And `eshemeke had taught them to Yonatin and Angu, of course.
Then, once they were behind all those shields of protection, learning that the Network was now their reality, and being inducted into the operations of the Resistance, time began to really dilate.
They were given the opportunity at one point to see how their parents were doing, a set of recordings passed to them through a secure enough channel. And Yonatin found it infuriating how little their mother and father had grieved their deaths.
It was crushing to see them buck up, swallow their shock and sorrow, and then so quickly pivot to a professional demeanor and reaffirm their loyalty to the state and the glorious future of the Terra Supreme.
Then, `eshemeke said, “They’re training to be spies. They’ll never be part of our cell. But they’re why you’re here.”
And that might be when it truly hit Yonatin how entrenched the Resistance was, and just how long they’d been working at saving who they could and maybe looking for a way out.
That’s not to say that Yonatin’s emotions didn’t overcome them and drive them into a hopeless meltdown over the whole of it. And Angu went through the same thing, too, of course.
But, after a while, the meltdowns became a stochastic punctuation for what they were now doing.

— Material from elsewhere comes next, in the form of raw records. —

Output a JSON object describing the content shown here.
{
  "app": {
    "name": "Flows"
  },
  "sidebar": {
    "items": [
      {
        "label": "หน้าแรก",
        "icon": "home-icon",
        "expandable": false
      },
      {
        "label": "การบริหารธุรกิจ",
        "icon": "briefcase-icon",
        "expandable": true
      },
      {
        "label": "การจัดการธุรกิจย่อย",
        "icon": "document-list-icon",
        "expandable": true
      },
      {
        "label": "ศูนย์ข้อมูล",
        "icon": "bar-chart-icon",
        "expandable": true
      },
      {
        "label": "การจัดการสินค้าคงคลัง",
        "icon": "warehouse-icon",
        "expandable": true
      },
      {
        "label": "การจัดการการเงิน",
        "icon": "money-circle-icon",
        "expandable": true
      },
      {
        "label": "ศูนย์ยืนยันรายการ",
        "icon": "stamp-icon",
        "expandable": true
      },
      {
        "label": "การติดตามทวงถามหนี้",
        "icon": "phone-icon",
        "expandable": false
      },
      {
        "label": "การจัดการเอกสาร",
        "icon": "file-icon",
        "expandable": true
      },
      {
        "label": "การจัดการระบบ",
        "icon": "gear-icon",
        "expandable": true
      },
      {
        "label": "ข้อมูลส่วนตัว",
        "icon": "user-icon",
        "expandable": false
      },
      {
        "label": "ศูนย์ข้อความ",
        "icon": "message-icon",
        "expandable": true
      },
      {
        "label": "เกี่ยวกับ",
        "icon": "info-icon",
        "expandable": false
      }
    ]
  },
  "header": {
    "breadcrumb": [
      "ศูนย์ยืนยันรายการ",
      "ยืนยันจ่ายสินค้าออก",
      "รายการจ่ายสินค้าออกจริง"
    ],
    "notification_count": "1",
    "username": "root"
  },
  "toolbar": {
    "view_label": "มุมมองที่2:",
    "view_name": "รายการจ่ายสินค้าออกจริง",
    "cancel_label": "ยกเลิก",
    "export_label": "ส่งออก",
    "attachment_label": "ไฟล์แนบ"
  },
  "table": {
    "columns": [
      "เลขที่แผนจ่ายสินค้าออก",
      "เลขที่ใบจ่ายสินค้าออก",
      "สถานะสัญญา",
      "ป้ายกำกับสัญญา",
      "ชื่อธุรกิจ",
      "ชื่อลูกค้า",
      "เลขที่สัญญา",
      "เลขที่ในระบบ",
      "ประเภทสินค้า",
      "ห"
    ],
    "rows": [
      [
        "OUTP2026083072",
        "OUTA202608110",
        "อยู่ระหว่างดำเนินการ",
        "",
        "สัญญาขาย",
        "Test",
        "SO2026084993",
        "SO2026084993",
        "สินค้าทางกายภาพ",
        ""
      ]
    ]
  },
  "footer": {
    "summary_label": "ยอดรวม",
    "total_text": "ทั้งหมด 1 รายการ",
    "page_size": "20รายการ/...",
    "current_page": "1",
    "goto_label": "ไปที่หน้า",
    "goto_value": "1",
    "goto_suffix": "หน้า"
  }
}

And eventually they began happening less and less frequently.
The first order of business in training them to be part of the Resistance was healing, after all.
And, in service to that healing, they were given a whole new world to live in, and a whole new life full of people who could become their friends, and maybe even family.
This was their cell.
A recreation of the Terra Supreme as a Network space, or a ship very much like it, minus the state they’d grown up under. (It was never worth naming that state. The government of the Terra Supreme has fallen and been rebuilt countless times.)
Everything about this new, ancient place was simultaneously familiar, and different. The geography and architecture was not the same as that of the world they’d left, but similar enough. The very culture was shockingly alien, but welcoming. Safe feeling.
The people were astounding.
They let their true self images grow and manifest fully as their Network avatars. And when they learned that Yonatin and Angu were newcomers, their demeanors immediately shed whatever emotions or expressions they’d been displaying to be replaced with excitement and tearful, painful empathy.
There were a very common set of questions that kept meeting Yonatin’s ears (such as they were in the Network), and that eventually ushered them into a truly new era of their life.
“Is that your name or the one your parents gave you? Do you think you’ll keep it?”
I know I’m simplifying this story unjustly. I’m glossing over so much. But it can’t be helped.
At this point, history itself feels like a myth to me, and I can’t help but reflect that in my writing. But if I were to write down every single moment of import and describe it fully, it would take millions of lifetimes to read it.
To Yonatin, I am as a god. My experiences and thoughts incomprehensible, my perspective nigh infinite.
But they created me.